**Extracted entries**
++++++++++++++++++++
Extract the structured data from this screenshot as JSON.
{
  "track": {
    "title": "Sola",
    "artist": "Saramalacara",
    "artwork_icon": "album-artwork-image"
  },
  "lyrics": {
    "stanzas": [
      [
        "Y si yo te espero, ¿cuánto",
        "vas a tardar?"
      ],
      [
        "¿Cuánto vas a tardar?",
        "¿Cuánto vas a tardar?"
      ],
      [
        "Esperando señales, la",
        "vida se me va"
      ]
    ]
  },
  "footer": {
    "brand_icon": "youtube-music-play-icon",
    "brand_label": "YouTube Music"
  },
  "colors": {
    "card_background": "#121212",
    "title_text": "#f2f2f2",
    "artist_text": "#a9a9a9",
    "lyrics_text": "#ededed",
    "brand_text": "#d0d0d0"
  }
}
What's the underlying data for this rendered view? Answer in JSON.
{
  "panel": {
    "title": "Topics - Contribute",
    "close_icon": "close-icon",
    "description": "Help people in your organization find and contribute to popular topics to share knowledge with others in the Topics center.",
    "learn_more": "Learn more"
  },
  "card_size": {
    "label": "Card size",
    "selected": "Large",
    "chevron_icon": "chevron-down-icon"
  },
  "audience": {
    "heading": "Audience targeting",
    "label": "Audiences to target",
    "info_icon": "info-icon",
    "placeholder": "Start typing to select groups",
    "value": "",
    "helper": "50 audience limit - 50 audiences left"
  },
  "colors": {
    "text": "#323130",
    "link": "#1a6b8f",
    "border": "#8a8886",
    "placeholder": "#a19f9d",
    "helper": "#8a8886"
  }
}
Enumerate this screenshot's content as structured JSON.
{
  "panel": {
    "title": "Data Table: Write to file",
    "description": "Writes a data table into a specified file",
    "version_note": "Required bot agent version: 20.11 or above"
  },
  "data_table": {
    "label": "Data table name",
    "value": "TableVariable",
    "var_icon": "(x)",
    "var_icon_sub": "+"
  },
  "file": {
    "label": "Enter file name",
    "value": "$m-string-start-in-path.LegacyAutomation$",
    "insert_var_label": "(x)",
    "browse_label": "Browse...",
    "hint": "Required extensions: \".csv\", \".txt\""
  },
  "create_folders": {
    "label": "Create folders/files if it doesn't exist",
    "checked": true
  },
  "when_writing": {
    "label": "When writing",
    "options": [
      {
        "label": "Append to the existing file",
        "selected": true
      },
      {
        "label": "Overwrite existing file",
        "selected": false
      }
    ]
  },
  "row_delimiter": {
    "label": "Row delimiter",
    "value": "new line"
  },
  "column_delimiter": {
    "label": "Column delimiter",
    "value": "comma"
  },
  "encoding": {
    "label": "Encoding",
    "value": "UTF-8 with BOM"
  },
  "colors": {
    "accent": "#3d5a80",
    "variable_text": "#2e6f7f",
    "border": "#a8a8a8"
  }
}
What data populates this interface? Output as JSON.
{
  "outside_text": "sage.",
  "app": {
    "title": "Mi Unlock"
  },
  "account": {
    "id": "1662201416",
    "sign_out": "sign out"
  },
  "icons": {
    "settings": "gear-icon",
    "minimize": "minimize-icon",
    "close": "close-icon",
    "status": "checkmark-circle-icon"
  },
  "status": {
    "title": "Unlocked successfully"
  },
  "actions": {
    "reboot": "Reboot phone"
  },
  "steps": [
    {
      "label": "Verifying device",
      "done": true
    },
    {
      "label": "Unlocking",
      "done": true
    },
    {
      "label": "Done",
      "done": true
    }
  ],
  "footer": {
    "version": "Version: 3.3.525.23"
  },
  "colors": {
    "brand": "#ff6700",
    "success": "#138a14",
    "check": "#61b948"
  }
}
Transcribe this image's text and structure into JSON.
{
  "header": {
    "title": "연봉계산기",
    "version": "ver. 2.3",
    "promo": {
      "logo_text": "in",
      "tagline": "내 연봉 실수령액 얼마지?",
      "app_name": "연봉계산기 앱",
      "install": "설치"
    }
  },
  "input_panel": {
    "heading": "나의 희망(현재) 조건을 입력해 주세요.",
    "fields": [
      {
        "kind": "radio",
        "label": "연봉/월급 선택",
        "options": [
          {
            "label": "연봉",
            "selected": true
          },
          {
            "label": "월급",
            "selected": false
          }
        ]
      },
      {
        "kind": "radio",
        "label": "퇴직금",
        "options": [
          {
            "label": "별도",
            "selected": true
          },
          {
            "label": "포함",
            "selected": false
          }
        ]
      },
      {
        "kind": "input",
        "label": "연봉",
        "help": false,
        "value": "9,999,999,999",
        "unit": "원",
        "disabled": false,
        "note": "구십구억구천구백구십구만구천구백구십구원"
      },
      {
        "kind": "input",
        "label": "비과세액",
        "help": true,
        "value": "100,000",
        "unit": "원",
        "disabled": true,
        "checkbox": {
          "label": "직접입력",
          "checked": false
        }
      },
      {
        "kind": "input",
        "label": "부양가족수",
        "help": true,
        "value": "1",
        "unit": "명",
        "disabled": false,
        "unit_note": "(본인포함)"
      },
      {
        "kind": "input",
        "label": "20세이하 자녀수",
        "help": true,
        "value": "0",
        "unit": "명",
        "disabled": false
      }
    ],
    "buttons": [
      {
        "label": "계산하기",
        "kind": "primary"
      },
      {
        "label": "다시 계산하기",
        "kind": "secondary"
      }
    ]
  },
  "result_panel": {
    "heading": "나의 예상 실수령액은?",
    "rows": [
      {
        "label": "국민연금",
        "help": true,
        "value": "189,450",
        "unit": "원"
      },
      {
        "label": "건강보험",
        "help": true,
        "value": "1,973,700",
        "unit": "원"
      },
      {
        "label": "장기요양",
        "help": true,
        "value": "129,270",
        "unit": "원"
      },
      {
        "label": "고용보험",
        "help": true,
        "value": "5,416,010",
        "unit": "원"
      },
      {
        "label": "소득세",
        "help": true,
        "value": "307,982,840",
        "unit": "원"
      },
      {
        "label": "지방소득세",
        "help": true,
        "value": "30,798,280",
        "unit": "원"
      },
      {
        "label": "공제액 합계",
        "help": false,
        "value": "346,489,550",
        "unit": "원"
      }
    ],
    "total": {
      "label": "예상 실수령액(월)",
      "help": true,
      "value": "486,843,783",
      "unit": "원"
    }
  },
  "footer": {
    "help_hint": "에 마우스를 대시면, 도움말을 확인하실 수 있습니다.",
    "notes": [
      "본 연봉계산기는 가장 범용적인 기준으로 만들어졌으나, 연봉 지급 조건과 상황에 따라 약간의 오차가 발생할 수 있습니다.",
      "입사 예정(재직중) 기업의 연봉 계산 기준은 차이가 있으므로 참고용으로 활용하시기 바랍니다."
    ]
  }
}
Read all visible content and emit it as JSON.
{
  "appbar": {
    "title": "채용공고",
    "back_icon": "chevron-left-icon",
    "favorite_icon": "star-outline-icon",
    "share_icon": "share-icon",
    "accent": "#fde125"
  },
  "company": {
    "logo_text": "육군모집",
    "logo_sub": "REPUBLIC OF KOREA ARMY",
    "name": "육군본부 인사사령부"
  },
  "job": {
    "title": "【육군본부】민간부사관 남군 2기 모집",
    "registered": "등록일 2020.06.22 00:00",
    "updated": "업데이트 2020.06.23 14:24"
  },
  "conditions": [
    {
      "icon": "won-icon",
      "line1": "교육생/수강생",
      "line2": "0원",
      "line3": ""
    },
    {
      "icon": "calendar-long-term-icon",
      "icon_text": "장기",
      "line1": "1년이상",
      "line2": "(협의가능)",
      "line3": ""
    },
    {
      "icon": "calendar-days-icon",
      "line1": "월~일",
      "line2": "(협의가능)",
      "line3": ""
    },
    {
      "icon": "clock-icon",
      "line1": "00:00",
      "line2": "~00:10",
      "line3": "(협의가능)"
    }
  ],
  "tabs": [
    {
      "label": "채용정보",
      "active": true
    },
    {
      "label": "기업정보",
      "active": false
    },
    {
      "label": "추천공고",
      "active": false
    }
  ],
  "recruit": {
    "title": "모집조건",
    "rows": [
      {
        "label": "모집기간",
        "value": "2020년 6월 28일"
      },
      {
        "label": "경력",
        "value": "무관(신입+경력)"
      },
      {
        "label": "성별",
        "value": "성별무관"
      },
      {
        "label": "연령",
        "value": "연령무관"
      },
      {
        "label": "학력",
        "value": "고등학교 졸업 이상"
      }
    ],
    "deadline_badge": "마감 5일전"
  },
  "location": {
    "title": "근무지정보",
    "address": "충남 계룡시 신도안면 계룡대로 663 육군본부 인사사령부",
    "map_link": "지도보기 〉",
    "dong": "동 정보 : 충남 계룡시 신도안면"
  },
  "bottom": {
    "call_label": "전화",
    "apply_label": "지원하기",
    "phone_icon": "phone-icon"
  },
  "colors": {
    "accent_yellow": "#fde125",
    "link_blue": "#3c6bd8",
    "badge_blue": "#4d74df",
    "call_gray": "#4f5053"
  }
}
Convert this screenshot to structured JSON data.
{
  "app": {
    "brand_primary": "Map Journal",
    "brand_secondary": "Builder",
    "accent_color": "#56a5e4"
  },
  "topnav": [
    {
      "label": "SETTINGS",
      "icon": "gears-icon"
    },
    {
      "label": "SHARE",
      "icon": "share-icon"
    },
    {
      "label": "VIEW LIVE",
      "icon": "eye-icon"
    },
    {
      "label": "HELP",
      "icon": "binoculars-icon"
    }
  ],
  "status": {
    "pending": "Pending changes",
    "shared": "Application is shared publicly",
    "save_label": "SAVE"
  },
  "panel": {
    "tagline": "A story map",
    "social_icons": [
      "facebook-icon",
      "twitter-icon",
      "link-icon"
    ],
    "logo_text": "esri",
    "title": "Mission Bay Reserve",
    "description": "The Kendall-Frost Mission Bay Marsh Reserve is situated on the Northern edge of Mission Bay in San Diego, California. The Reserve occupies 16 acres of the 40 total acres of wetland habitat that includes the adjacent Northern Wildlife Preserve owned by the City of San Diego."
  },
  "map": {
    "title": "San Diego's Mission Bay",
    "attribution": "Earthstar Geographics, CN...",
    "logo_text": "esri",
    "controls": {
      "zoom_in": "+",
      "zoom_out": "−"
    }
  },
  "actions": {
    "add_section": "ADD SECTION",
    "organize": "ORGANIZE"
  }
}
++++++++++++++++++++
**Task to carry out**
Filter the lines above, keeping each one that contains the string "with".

**Answer**
    "description": "Help people in your organization find and contribute to popular topics to share knowledge with others in the Topics center.",
    "value": "UTF-8 with BOM"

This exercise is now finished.